[Web page and app entries]
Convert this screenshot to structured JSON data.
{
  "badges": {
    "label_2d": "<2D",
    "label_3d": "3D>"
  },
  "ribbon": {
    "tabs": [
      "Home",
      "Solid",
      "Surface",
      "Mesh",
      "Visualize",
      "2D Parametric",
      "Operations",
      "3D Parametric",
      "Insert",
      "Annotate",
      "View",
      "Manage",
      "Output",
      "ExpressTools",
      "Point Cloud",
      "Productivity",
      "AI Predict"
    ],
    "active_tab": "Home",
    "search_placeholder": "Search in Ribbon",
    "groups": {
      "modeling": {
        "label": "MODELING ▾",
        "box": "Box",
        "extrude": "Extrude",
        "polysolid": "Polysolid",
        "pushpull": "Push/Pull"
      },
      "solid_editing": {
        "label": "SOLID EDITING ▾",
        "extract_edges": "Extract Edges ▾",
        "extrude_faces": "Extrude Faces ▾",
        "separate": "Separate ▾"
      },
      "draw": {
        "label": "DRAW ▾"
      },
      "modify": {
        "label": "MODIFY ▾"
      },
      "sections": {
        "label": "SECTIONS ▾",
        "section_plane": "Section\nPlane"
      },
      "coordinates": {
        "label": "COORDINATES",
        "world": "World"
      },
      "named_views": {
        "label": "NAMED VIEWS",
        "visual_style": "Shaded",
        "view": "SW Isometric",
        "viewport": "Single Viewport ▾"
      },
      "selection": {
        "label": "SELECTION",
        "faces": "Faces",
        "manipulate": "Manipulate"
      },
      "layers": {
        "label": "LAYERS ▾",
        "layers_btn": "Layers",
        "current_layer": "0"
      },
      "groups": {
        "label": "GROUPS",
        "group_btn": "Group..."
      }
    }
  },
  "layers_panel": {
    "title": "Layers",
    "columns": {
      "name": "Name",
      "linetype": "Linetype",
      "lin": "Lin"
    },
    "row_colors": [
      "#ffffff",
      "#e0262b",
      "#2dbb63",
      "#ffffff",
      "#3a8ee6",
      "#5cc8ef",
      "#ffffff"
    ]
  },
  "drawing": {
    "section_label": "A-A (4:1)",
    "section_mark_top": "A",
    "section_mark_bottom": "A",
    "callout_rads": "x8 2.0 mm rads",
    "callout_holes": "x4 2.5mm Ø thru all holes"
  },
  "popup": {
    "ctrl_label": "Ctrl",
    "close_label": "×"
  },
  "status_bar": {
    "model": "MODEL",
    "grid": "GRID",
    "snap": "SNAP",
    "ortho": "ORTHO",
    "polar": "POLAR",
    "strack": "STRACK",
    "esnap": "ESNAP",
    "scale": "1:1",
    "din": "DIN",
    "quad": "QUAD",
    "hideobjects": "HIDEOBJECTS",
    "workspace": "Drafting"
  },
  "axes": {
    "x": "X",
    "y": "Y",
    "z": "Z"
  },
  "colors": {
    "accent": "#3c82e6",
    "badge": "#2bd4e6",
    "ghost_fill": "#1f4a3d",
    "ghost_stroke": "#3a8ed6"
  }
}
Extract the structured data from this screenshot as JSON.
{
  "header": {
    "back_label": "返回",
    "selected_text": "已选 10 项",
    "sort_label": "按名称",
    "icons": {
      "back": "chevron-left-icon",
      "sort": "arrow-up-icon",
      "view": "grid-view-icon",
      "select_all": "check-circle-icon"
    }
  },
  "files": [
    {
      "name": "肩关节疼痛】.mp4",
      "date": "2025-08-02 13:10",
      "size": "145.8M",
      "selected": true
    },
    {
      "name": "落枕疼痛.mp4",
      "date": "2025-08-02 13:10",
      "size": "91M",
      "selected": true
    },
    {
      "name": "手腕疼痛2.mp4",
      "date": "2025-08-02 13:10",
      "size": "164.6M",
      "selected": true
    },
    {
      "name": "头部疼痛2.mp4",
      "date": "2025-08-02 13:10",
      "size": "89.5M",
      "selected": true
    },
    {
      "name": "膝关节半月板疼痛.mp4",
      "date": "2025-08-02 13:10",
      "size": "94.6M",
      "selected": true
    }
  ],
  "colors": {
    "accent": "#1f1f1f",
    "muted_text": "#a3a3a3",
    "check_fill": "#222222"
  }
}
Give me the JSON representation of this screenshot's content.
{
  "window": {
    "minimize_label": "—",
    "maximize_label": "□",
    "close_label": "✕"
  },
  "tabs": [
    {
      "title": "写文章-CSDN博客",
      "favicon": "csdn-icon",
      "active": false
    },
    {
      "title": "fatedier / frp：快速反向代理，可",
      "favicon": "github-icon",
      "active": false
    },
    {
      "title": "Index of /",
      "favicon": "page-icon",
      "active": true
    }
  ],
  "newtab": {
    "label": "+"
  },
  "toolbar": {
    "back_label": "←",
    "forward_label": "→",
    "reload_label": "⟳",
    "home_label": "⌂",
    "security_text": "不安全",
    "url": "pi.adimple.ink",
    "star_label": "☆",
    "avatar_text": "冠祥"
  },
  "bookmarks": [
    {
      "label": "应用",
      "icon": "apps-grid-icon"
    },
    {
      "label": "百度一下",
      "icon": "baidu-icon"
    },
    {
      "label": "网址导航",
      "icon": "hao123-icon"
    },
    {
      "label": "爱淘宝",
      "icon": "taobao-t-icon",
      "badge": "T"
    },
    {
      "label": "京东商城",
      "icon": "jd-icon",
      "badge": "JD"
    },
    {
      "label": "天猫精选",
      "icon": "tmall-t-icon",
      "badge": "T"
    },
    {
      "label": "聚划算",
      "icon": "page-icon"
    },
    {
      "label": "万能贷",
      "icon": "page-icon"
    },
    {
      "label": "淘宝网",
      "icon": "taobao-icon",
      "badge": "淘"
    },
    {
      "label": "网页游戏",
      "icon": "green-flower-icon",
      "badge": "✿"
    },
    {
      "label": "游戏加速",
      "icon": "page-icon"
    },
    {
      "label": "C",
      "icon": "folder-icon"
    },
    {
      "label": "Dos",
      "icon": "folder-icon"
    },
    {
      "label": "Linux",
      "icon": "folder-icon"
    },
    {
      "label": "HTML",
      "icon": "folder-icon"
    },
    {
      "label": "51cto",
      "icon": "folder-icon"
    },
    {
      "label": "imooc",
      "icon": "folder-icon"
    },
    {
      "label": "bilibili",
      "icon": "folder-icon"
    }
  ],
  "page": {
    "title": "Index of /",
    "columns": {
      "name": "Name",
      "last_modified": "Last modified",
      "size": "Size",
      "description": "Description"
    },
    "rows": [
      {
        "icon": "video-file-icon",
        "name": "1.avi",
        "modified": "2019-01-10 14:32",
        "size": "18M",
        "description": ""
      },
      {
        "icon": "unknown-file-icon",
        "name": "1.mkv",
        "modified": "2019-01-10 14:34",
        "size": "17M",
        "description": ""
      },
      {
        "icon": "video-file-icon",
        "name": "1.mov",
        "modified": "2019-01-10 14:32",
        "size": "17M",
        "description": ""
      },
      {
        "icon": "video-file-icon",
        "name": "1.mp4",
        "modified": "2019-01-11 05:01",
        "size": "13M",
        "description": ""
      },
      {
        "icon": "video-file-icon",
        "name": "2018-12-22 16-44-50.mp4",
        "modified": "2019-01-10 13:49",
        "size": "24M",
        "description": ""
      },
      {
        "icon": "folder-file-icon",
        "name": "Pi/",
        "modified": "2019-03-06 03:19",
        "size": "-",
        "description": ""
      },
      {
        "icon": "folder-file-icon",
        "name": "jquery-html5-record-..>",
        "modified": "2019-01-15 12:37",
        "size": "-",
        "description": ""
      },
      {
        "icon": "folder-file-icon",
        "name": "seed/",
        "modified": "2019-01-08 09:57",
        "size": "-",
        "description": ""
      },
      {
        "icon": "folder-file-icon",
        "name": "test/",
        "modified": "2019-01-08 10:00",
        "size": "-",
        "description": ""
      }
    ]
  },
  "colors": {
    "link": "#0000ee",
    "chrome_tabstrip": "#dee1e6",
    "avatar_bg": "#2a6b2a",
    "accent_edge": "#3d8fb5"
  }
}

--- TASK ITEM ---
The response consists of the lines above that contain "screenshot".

--- EXERCISE SOLUTION ---
Convert this screenshot to structured JSON data.
Extract the structured data from this screenshot as JSON.
Give me the JSON representation of this screenshot's content.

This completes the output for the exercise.